So, what started as a promising and unpredictable Rumble match disintegrated into a very poorly-booked mess that damaged everyone involved. Those who dominated were easily thrown out. The surprise entrants were quickly dispatched. Kane and Big Show were treated as a real annoyance. Daniel Bryan’s rep only survived because of the fans; judging by its actions here, it’s as if WWE wanted Bryan to be tarnished. Roman Reigns’ chances of being “the man” in WWE took a big hit despite his victory. And even The Rock suffered; it says a lot that Rock should make a surprise appearance at a major PPV and it’s almost as if it didn’t happen. An absolute car wreck of a Rumble match, then, for the second year in a row, and a bigger crisis this time around as thousands of fans had #CancelWWENetwork as the number one worldwide trend on Twitter afterwards as they literally cancelled their WWE Network subscriptions. I still say that the disappointing aspect wasn’t so much Reigns winning and Bryan not winning, but the manner in which Bryan was thrown out, and how little else was done for Reigns’ victory to seem unlikely. The other contenders were crushed, and those involved with potential storylines didn’t get much of a chance to advance them. In terms of action, in terms of excitement (early on), in terms of generally being a watchable match, the Royal Rumble wasn’t the worst in the event’s history, but in terms of booking and being a match which resonated with the audience, it was not only the worst Rumble to date, it was one of the worst-received wrestling matches of all-time. If nothing else, it will be very interesting to see where WWE goes from here.
The rest of the card was okay before the title match (which I don’t mind; the Rumble is all about, well, the Rumble, and the title match as well; the undercard matches are filler here more than on any other PPV), which was sensational. Only for the incredible 3-way, Royal Rumble 2015 would get an extremely low rating, but the phenomenal action in that encounter elevates the show as a whole to being decent. Unfortunately, WWE has a lot of work to do from here: if this was the beginning of the Road To WrestleMania, then the path to Levi’s Stadium could be a rocky one, and there is the very real possibility that as bad as the crowd reaction was to the Rumble match here, it could be even worse for the main event of WrestleMania. It did set up the main event of Mania storyline-wise, but in terms of preparing Mania entertainment-wise, the Royal Rumble flatlined for the second consecutive year. Believe that.

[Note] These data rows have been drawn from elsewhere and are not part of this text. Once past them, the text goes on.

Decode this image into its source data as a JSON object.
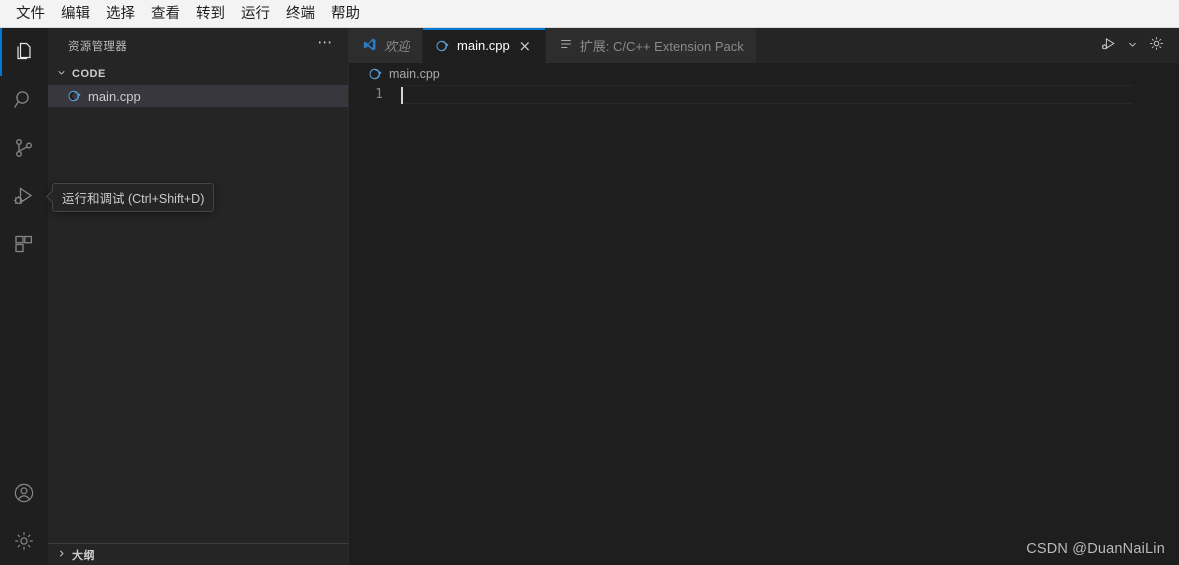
{
  "menubar": {
    "items": [
      {
        "label": "文件",
        "name": "menu-file"
      },
      {
        "label": "编辑",
        "name": "menu-edit"
      },
      {
        "label": "选择",
        "name": "menu-selection"
      },
      {
        "label": "查看",
        "name": "menu-view"
      },
      {
        "label": "转到",
        "name": "menu-go"
      },
      {
        "label": "运行",
        "name": "menu-run"
      },
      {
        "label": "终端",
        "name": "menu-terminal"
      },
      {
        "label": "帮助",
        "name": "menu-help"
      }
    ]
  },
  "activity_bar": {
    "items": [
      {
        "icon": "files-explorer-icon",
        "active": true
      },
      {
        "icon": "search-icon",
        "active": false
      },
      {
        "icon": "source-control-icon",
        "active": false
      },
      {
        "icon": "run-and-debug-icon",
        "active": false
      },
      {
        "icon": "extensions-icon",
        "active": false
      }
    ],
    "bottom_items": [
      {
        "icon": "account-icon"
      },
      {
        "icon": "manage-gear-icon"
      }
    ]
  },
  "tooltip": {
    "text": "运行和调试 (Ctrl+Shift+D)"
  },
  "sidebar": {
    "title": "资源管理器",
    "more_actions_label": "⋯",
    "folder": {
      "label": "CODE",
      "expanded": true,
      "children": [
        {
          "label": "main.cpp",
          "icon": "cpp-file-icon",
          "selected": true
        }
      ]
    },
    "outline": {
      "label": "大纲",
      "expanded": false
    }
  },
  "editor": {
    "tabs": [
      {
        "label": "欢迎",
        "icon": "vscode-logo-icon",
        "active": false,
        "preview": true,
        "closable": false
      },
      {
        "label": "main.cpp",
        "icon": "cpp-file-icon",
        "active": true,
        "preview": false,
        "closable": true,
        "close_label": "×"
      },
      {
        "label": "扩展: C/C++ Extension Pack",
        "icon": "extension-list-icon",
        "active": false,
        "preview": false,
        "closable": false
      }
    ],
    "toolbar": [
      {
        "icon": "run-or-debug-icon"
      },
      {
        "icon": "chevron-down-icon"
      },
      {
        "icon": "settings-gear-icon"
      }
    ],
    "breadcrumb": {
      "label": "main.cpp",
      "icon": "cpp-file-icon"
    },
    "lines": [
      {
        "number": "1",
        "text": "",
        "cursor": true
      }
    ]
  },
  "watermark": {
    "text": "CSDN @DuanNaiLin"
  },
  "colors": {
    "accent_blue": "#0078d4",
    "menubar_bg": "#f3f3f3",
    "activitybar_bg": "#1f1f1f",
    "sidebar_bg": "#252526",
    "editor_bg": "#1e1e1e",
    "tab_inactive_bg": "#2d2d2d",
    "selection_bg": "#37373d",
    "cpp_icon_blue": "#5a9fd4"
  }
}
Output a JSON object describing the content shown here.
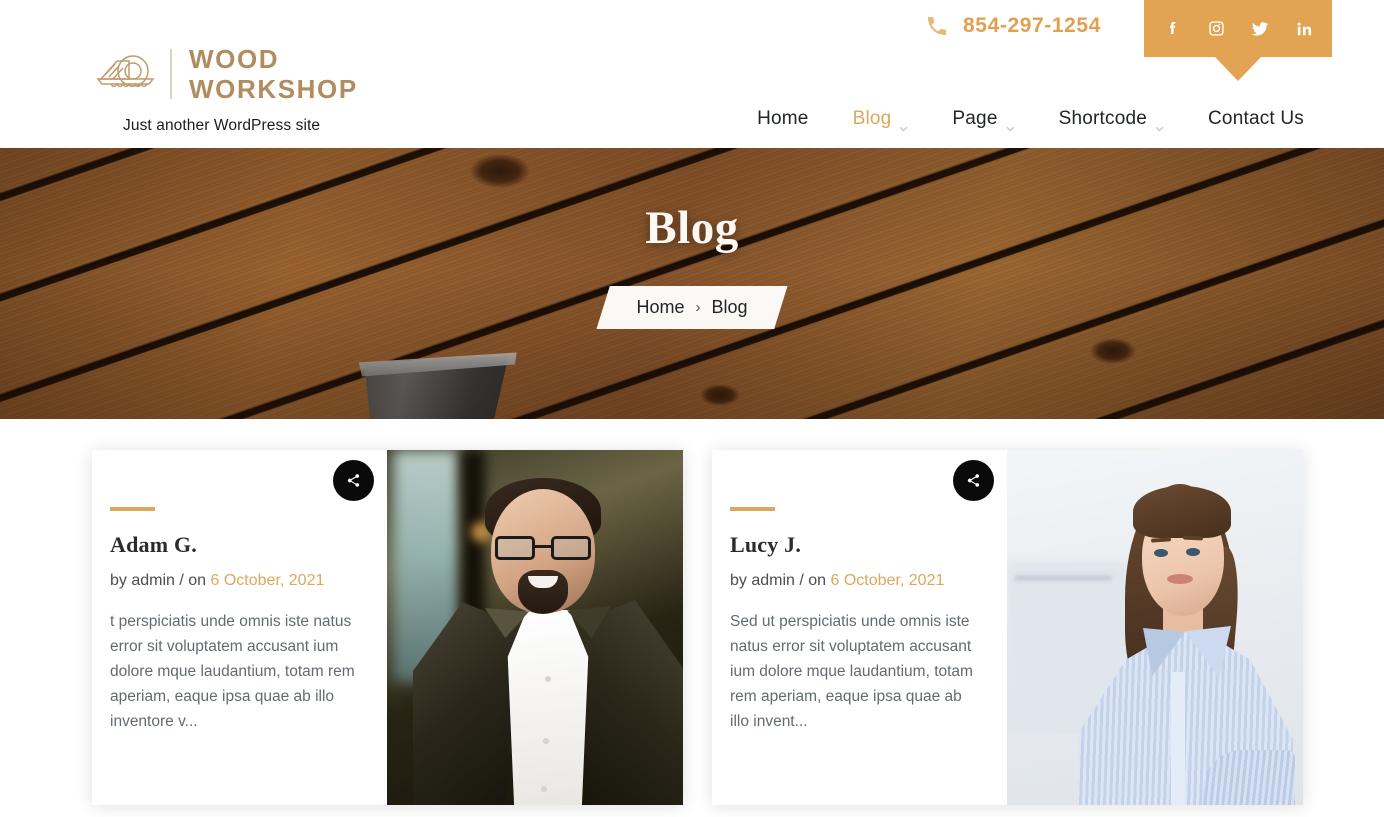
{
  "header": {
    "logo": {
      "icon": "circular-saw-icon",
      "line1": "Wood",
      "line2": "Workshop",
      "text": "WOOD WORKSHOP"
    },
    "tagline": "Just another WordPress site",
    "phone": {
      "icon": "phone-icon",
      "number": "854-297-1254"
    },
    "social": [
      {
        "name": "facebook",
        "label": "f"
      },
      {
        "name": "instagram",
        "label": "Instagram"
      },
      {
        "name": "twitter",
        "label": "Twitter"
      },
      {
        "name": "linkedin",
        "label": "in"
      }
    ],
    "nav": [
      {
        "label": "Home",
        "active": false,
        "has_dropdown": false
      },
      {
        "label": "Blog",
        "active": true,
        "has_dropdown": true
      },
      {
        "label": "Page",
        "active": false,
        "has_dropdown": true
      },
      {
        "label": "Shortcode",
        "active": false,
        "has_dropdown": true
      },
      {
        "label": "Contact Us",
        "active": false,
        "has_dropdown": false
      }
    ]
  },
  "hero": {
    "title": "Blog",
    "breadcrumb": {
      "home": "Home",
      "separator": "›",
      "current": "Blog"
    }
  },
  "posts": [
    {
      "title": "Adam G.",
      "meta_prefix": "by admin / on",
      "date": "6 October, 2021",
      "excerpt": "t perspiciatis unde omnis iste natus error sit voluptatem accusant ium dolore mque laudantium, totam rem aperiam, eaque ipsa quae ab illo inventore v...",
      "share_label": "Share",
      "image_alt": "man-portrait"
    },
    {
      "title": "Lucy J.",
      "meta_prefix": "by admin / on",
      "date": "6 October, 2021",
      "excerpt": "Sed ut perspiciatis unde omnis iste natus error sit voluptatem accusant ium dolore mque laudantium, totam rem aperiam, eaque ipsa quae ab illo invent...",
      "share_label": "Share",
      "image_alt": "woman-portrait"
    }
  ],
  "colors": {
    "accent": "#dca85e",
    "accent_bar": "#e2a352",
    "brand_text": "#b08d5f",
    "body_text": "#22262a",
    "muted_text": "#636b70"
  }
}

Still, there’s always next year, eh?
Overall Rating: 5/10 – Average